April 7, 2011
The Cause & Effect of Hurricanes
Hurricanes are the most destructive natural disasters in the world. They are very powerful and violent storms that have strong winds. Storms are known to be hurricanes when they reach 74 mile per hour. Hurricanes storms start over warm sea water near the equator and come with strong winds, flash floods, mudslides, and huge waves.
Hurricanes come with different names depending where the location it occurred. Hurricane storms are called hurricanes, if they start over the Caribbean Sea, the Northeast Pacific Ocean and the North Atlantic Ocean; whereas, storms are called tropical cyclones, if they occur in the Indian Ocean or near Australia.
There are two main factors that cause hurricane storms, which are warm water and moist, warm air. Hurricanes occur when the moist, warm air from the surface of the ocean rises and meets the cooler air. When the moist, warm air condenses and forms storm clouds and raindrops. Heat releases and the condensation process begin. It goes through a cycle that causes the humid air from the ocean surface to rise and join the storm that is forming. The cycle of exchanging heat continues and wind pattern is created that moves in a spiral fashion around the center, which is called the eye. Converging winds near the ocean surface collide with the developing storm, resulting in an increased circulation of warm, humid air and also enhancing the speed of wind. Presences of strong winds at high altitude pull the rising warm air away from the center, causing the storm to swirl in the typical cyclone pattern.

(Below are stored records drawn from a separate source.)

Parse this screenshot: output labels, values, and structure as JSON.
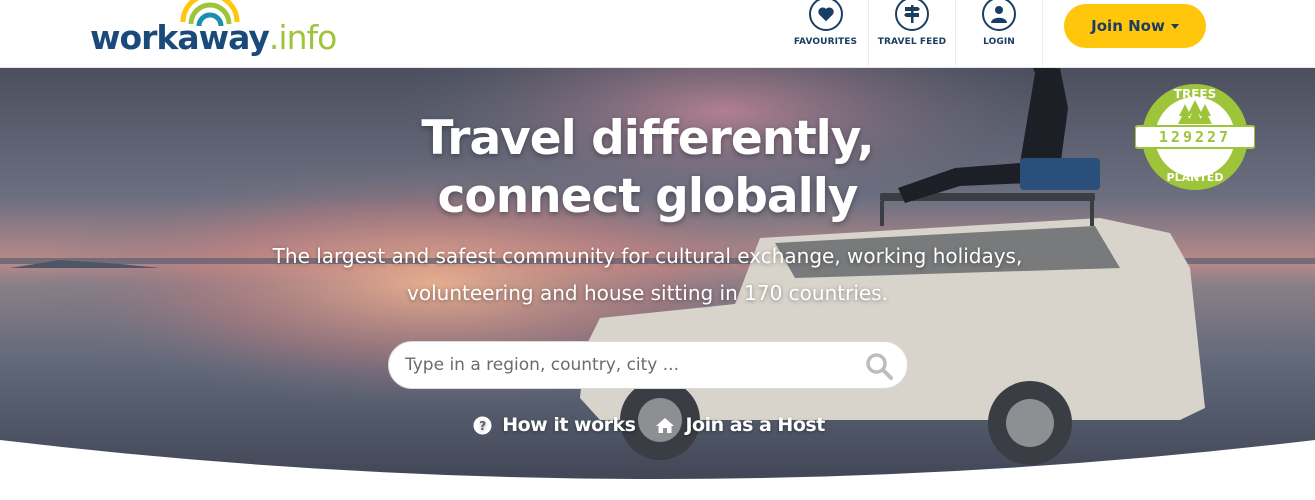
{
  "header": {
    "logo": {
      "main": "workaway",
      "tld": ".info"
    },
    "nav": [
      {
        "label": "FAVOURITES",
        "icon": "heart-icon"
      },
      {
        "label": "TRAVEL FEED",
        "icon": "signpost-icon"
      },
      {
        "label": "LOGIN",
        "icon": "user-icon"
      }
    ],
    "join_label": "Join Now"
  },
  "hero": {
    "title_line1": "Travel differently,",
    "title_line2": "connect globally",
    "subtitle_line1": "The largest and safest community for cultural exchange, working holidays,",
    "subtitle_line2": "volunteering and house sitting in 170 countries.",
    "search_placeholder": "Type in a region, country, city ...",
    "links": [
      {
        "label": "How it works",
        "icon": "question-circle-icon"
      },
      {
        "label": "Join as a Host",
        "icon": "home-icon"
      }
    ],
    "badge": {
      "top": "TREES",
      "count": "129227",
      "bottom": "PLANTED"
    }
  },
  "colors": {
    "brand_navy": "#1a3d63",
    "brand_green": "#9ec43a",
    "accent_yellow": "#ffc60b"
  }
}
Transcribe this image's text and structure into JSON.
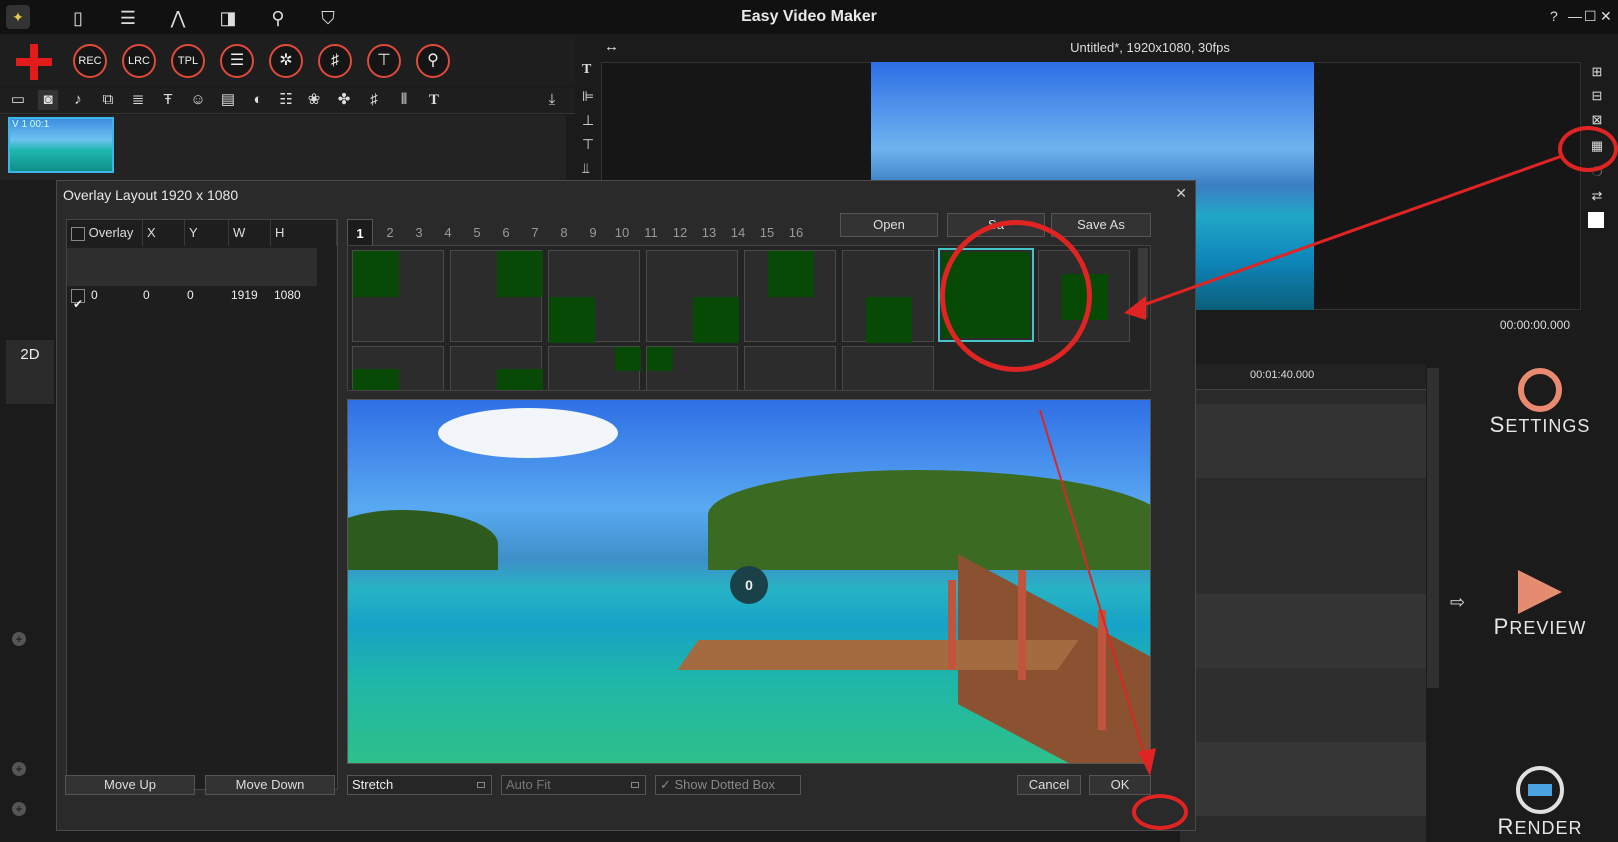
{
  "app": {
    "title": "Easy Video Maker",
    "help": "?",
    "minimize": "—",
    "maximize": "☐",
    "close": "✕"
  },
  "toolbar": {
    "circle_buttons": [
      "REC",
      "LRC",
      "TPL",
      "☰",
      "✲",
      "♯",
      "⊤",
      "⚲"
    ]
  },
  "media": {
    "thumb_label": "V 1 00:1"
  },
  "preview": {
    "title": "Untitled*, 1920x1080, 30fps",
    "timecode": "00:00:00.000",
    "expand_icon": "↔"
  },
  "timeline": {
    "ruler_label": "00:01:40.000"
  },
  "left_panel": {
    "mode": "2D"
  },
  "big_buttons": {
    "settings": {
      "first": "S",
      "rest": "ETTINGS"
    },
    "preview": {
      "first": "P",
      "rest": "REVIEW"
    },
    "render": {
      "first": "R",
      "rest": "ENDER"
    }
  },
  "dialog": {
    "title": "Overlay Layout 1920 x 1080",
    "close": "✕",
    "columns": [
      "Overlay",
      "X",
      "Y",
      "W",
      "H"
    ],
    "rows": [
      {
        "overlay": "0",
        "x": "0",
        "y": "0",
        "w": "1919",
        "h": "1080",
        "checked": true
      }
    ],
    "tabs": [
      "1",
      "2",
      "3",
      "4",
      "5",
      "6",
      "7",
      "8",
      "9",
      "10",
      "11",
      "12",
      "13",
      "14",
      "15",
      "16"
    ],
    "active_tab": "1",
    "open_label": "Open",
    "save_label": "Sa",
    "save_as_label": "Save As",
    "overlay_index": "0",
    "move_up": "Move Up",
    "move_down": "Move Down",
    "stretch": "Stretch",
    "auto_fit": "Auto Fit",
    "show_dotted_box": "Show Dotted Box",
    "cancel": "Cancel",
    "ok": "OK"
  },
  "colors": {
    "accent_red": "#e02424",
    "layout_green": "#064a06",
    "selection_cyan": "#43c5c5"
  }
}
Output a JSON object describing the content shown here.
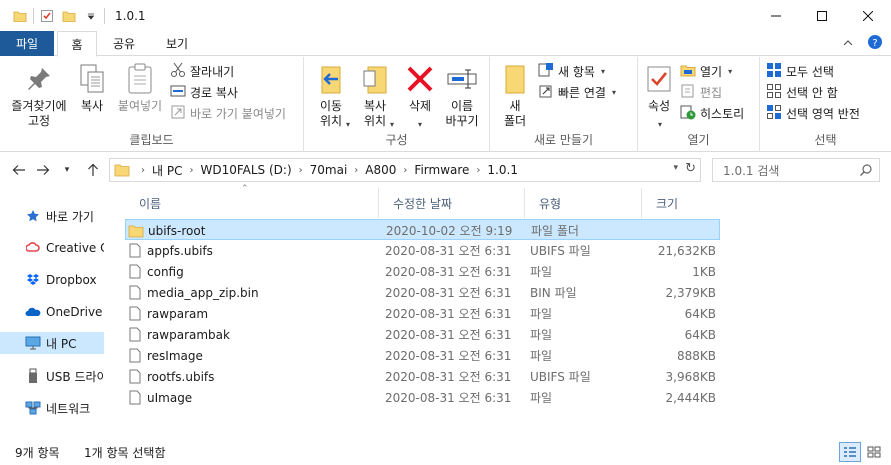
{
  "window": {
    "title": "1.0.1",
    "minimize_glyph": "—",
    "maximize_glyph": "☐",
    "close_glyph": "✕"
  },
  "ribbon_tabs": [
    "파일",
    "홈",
    "공유",
    "보기"
  ],
  "ribbon": {
    "clipboard": {
      "label": "클립보드",
      "pin": "즐겨찾기에\n고정",
      "copy": "복사",
      "paste": "붙여넣기",
      "cut": "잘라내기",
      "copy_path": "경로 복사",
      "paste_shortcut": "바로 가기 붙여넣기"
    },
    "organize": {
      "label": "구성",
      "move_to": "이동\n위치",
      "copy_to": "복사\n위치",
      "delete": "삭제",
      "rename": "이름\n바꾸기"
    },
    "new": {
      "label": "새로 만들기",
      "new_folder": "새\n폴더",
      "new_item": "새 항목",
      "easy_access": "빠른 연결"
    },
    "open": {
      "label": "열기",
      "properties": "속성",
      "open": "열기",
      "edit": "편집",
      "history": "히스토리"
    },
    "select": {
      "label": "선택",
      "select_all": "모두 선택",
      "select_none": "선택 안 함",
      "invert": "선택 영역 반전"
    }
  },
  "address": {
    "crumbs": [
      "내 PC",
      "WD10FALS (D:)",
      "70mai",
      "A800",
      "Firmware",
      "1.0.1"
    ],
    "search_placeholder": "1.0.1 검색"
  },
  "nav_pane": [
    {
      "label": "바로 가기",
      "icon": "star-icon"
    },
    {
      "label": "Creative Cl",
      "icon": "creative-cloud-icon"
    },
    {
      "label": "Dropbox",
      "icon": "dropbox-icon"
    },
    {
      "label": "OneDrive",
      "icon": "onedrive-icon"
    },
    {
      "label": "내 PC",
      "icon": "computer-icon"
    },
    {
      "label": "USB 드라이",
      "icon": "usb-drive-icon"
    },
    {
      "label": "네트워크",
      "icon": "network-icon"
    }
  ],
  "columns": {
    "name": "이름",
    "date": "수정한 날짜",
    "type": "유형",
    "size": "크기"
  },
  "files": [
    {
      "name": "ubifs-root",
      "date": "2020-10-02 오전 9:19",
      "type": "파일 폴더",
      "size": "",
      "icon": "folder-icon"
    },
    {
      "name": "appfs.ubifs",
      "date": "2020-08-31 오전 6:31",
      "type": "UBIFS 파일",
      "size": "21,632KB",
      "icon": "file-icon"
    },
    {
      "name": "config",
      "date": "2020-08-31 오전 6:31",
      "type": "파일",
      "size": "1KB",
      "icon": "file-icon"
    },
    {
      "name": "media_app_zip.bin",
      "date": "2020-08-31 오전 6:31",
      "type": "BIN 파일",
      "size": "2,379KB",
      "icon": "file-icon"
    },
    {
      "name": "rawparam",
      "date": "2020-08-31 오전 6:31",
      "type": "파일",
      "size": "64KB",
      "icon": "file-icon"
    },
    {
      "name": "rawparambak",
      "date": "2020-08-31 오전 6:31",
      "type": "파일",
      "size": "64KB",
      "icon": "file-icon"
    },
    {
      "name": "resImage",
      "date": "2020-08-31 오전 6:31",
      "type": "파일",
      "size": "888KB",
      "icon": "file-icon"
    },
    {
      "name": "rootfs.ubifs",
      "date": "2020-08-31 오전 6:31",
      "type": "UBIFS 파일",
      "size": "3,968KB",
      "icon": "file-icon"
    },
    {
      "name": "uImage",
      "date": "2020-08-31 오전 6:31",
      "type": "파일",
      "size": "2,444KB",
      "icon": "file-icon"
    }
  ],
  "status": {
    "count": "9개 항목",
    "selected": "1개 항목 선택함"
  },
  "colors": {
    "file_tab": "#1e5a9a",
    "selection": "#cce8ff",
    "selection_border": "#99d1ff",
    "folder": "#f8d775",
    "delete_red": "#e81123"
  }
}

Another factor that increases the speed of wind is high-pressure air at high altitude. This high-pressure air draws the heat away from the center of the storm. As this high-pressure air moves to the center and meets the low-pressure air, the wind speed again increases. When a powerful hurricane hits land, it can cause more damage to life and property...